So you've got a shiny new Vista install on your desktop, and you're happily installing all of your favorite programs. One of them requires a reboot, and begrudgingly you comply. On startup you get an error message reading "BOOTMGR is missing. Press Ctrl+Alt+Del to restart." That could be a problem.
As near as I've been able to figure out, Vista gets confused when installed while you have a SATA drive and an IDE drive plugged in and powered on. In my case, I had one of each, and was installing to the SATA drive. The IDE drive was already formatted as NTFS (not sure whether that matters, but it might). So when I installed Vista, it put the Windows files on the SATA drive, but somehow decided to put the boot files on the IDE drive. It worked like this for a couple of reboots, but then stopped working, giving me the mentioned error.

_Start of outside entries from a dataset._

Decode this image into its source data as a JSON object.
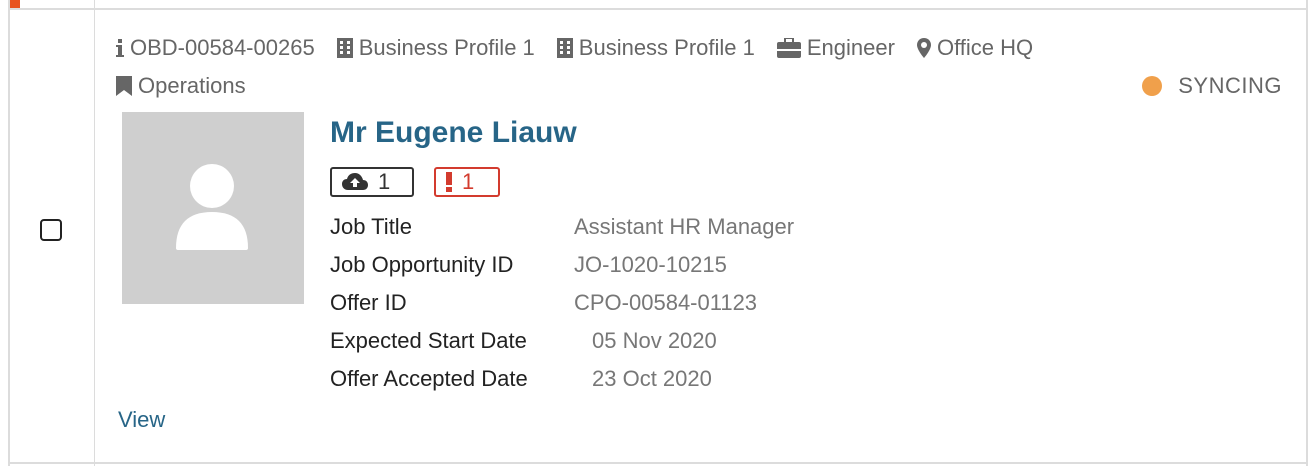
{
  "row": {
    "meta": {
      "id": "OBD-00584-00265",
      "business_profile_1": "Business Profile 1",
      "business_profile_2": "Business Profile 1",
      "role": "Engineer",
      "location": "Office HQ",
      "department": "Operations"
    },
    "status": {
      "label": "SYNCING",
      "color": "#f0a04b"
    },
    "candidate": {
      "name": "Mr Eugene Liauw",
      "sync_count": "1",
      "error_count": "1"
    },
    "details": [
      {
        "label": "Job Title",
        "value": "Assistant HR Manager"
      },
      {
        "label": "Job Opportunity ID",
        "value": "JO-1020-10215"
      },
      {
        "label": "Offer ID",
        "value": "CPO-00584-01123"
      },
      {
        "label": "Expected Start Date",
        "value": "05 Nov 2020"
      },
      {
        "label": "Offer Accepted Date",
        "value": "23 Oct 2020"
      }
    ],
    "view_label": "View"
  },
  "colors": {
    "accent": "#e8531f",
    "link": "#276587",
    "error": "#d33b2e",
    "syncing": "#f0a04b"
  },
  "icons": [
    "info-icon",
    "building-icon",
    "briefcase-icon",
    "map-marker-icon",
    "bookmark-icon",
    "cloud-upload-icon",
    "exclamation-icon",
    "user-placeholder-icon"
  ]
}
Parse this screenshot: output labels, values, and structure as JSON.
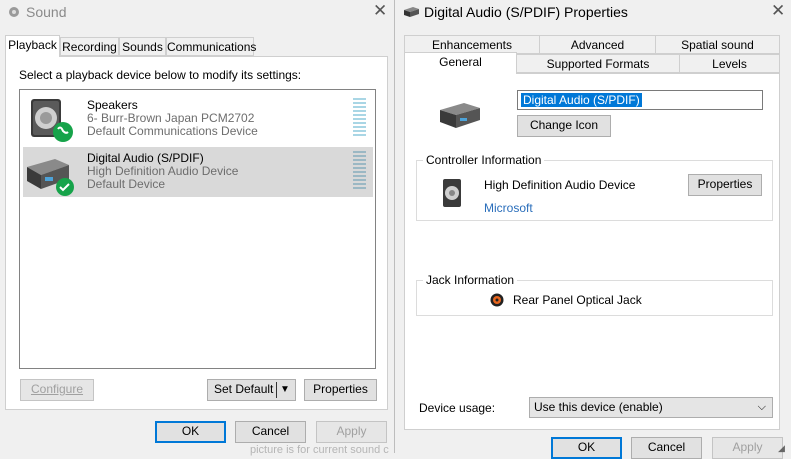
{
  "sound_window": {
    "title": "Sound",
    "tabs": [
      "Playback",
      "Recording",
      "Sounds",
      "Communications"
    ],
    "instruction": "Select a playback device below to modify its settings:",
    "devices": [
      {
        "name": "Speakers",
        "line1": "6- Burr-Brown Japan PCM2702",
        "line2": "Default Communications Device",
        "status_icon": "phone-check-icon"
      },
      {
        "name": "Digital Audio (S/PDIF)",
        "line1": "High Definition Audio Device",
        "line2": "Default Device",
        "status_icon": "checkmark-icon"
      }
    ],
    "buttons": {
      "configure": "Configure",
      "set_default": "Set Default",
      "properties": "Properties",
      "ok": "OK",
      "cancel": "Cancel",
      "apply": "Apply"
    }
  },
  "props_window": {
    "title": "Digital Audio (S/PDIF) Properties",
    "tabs_row1": [
      "Enhancements",
      "Advanced",
      "Spatial sound"
    ],
    "tabs_row2": [
      "General",
      "Supported Formats",
      "Levels"
    ],
    "device_name_value": "Digital Audio (S/PDIF)",
    "change_icon": "Change Icon",
    "controller": {
      "title": "Controller Information",
      "name": "High Definition Audio Device",
      "vendor": "Microsoft",
      "properties": "Properties"
    },
    "jack": {
      "title": "Jack Information",
      "name": "Rear Panel Optical Jack"
    },
    "device_usage_label": "Device usage:",
    "device_usage_value": "Use this device (enable)",
    "buttons": {
      "ok": "OK",
      "cancel": "Cancel",
      "apply": "Apply"
    }
  },
  "colors": {
    "accent": "#0078d7",
    "selection": "#d9d9d9",
    "status_green": "#16a34a"
  },
  "background_fragment": "picture is for current sound c"
}
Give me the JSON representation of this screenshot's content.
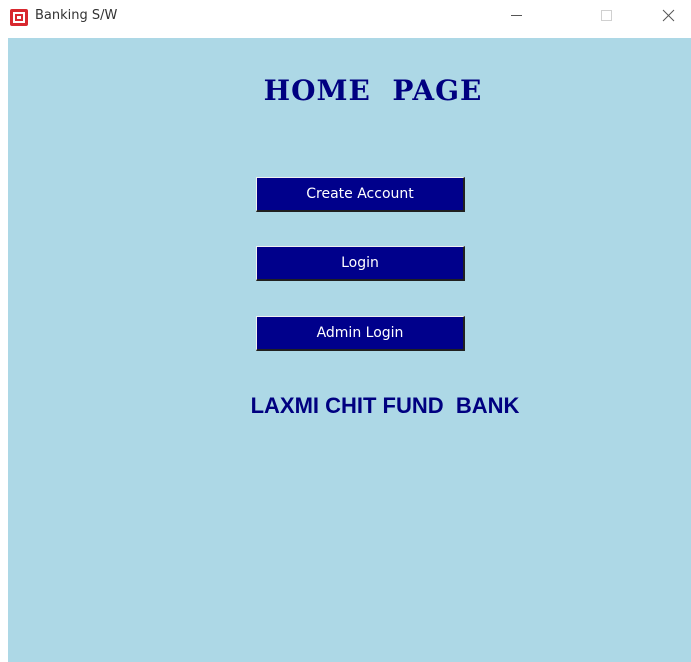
{
  "window": {
    "title": "Banking S/W",
    "controls": {
      "minimize_icon": "minimize-icon",
      "maximize_icon": "maximize-icon",
      "close_icon": "close-icon"
    }
  },
  "page": {
    "heading": "HOME  PAGE",
    "buttons": {
      "create_account": "Create Account",
      "login": "Login",
      "admin_login": "Admin Login"
    },
    "bank_name": "LAXMI CHIT FUND  BANK"
  },
  "colors": {
    "client_background": "#add8e6",
    "button_background": "#00008b",
    "button_text": "#ffffff",
    "heading_text": "#000080",
    "app_icon": "#d8282f"
  }
}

Vista repair to the rescue, right? Reportedly it works quite well for some things, but not this case I guess. I tried the auto repair function that specifically looks for startup problems, but it couldn't find any. There is a command line option though, so in I dove...
The idea is that some files are placed on the wrong hard drive and they need to be on the other one. It just so happened that the command line I got though the repair interface gave me C:\ as the drive that had the boot files (incorrectly), and the D:\ as the main (SATA) drive that I wanted the files on. To find out which is which in your case, just use the following commands (all quotes in this post are NOT part of the command, and the commands are NOT case sensitive):
- "c:" to switch to the C drive.
- "dir /a" to view all the files. The "/a" switch is to show the hidden ones (the files you are looking for, listed below, are hidden).
- "d:" to switch to the D drive.
- "dir /a" to view all the files there.
Basically what you are looking for is the drive that has a BOOT folder with files in it, and also a file named BOOTMGR (not in the BOOT folder). And you want to identify the drive that has the "WINDOWS" folder in it, as that is where you are going to copy those files.
As far as copying the files, just use the following commands:
- "c:" to switch to the C drive, or wherever you determined the boot files to be.
- "xcopy /h bootmgr d:" to copy the BOOTMGR file to the D drive, or whichever drive you need to copy them too. The "/h" switch makes sure that it sees hidden files.
- "robocopy c:\boot d:\boot /mir" to copy the entire BOOT folder from the C drive to the D drive, again switching the drive letters as you deem necessary. The "/mir" switch mirrors the entire directory structure, and is necessary because the BOOT folder contains some other folders with files.
That should do it, provided you just saw a bunch of files and copy commands scrolling by. Just to be sure though, you should test to make sure this problem isn't going to rear its ugly head in the future. What I'm thinking of is that maybe the files didn't get copied right and it is finding some weird way to use the files that are still on the wrong drive. So I would recommend unplugging all the cables for the non-OS drive and making sure that you are able to boot Vista completely and that everything is in order. Then you can plug that drive back in safe in the knowledge that it is not using the files on that drive and you can remove it in the future without repurcussions.
(Note: Lots of information was derived from this Lifehacker post's comments, although my circumstances were a bit different and so my instructions are modified (mainly because those instructions copy the entire drive contents over, and I had data on the second drive that wouldn't fit on the OS drive). Also, some thanks goes out to this post over at Scott Hanselman's blog.)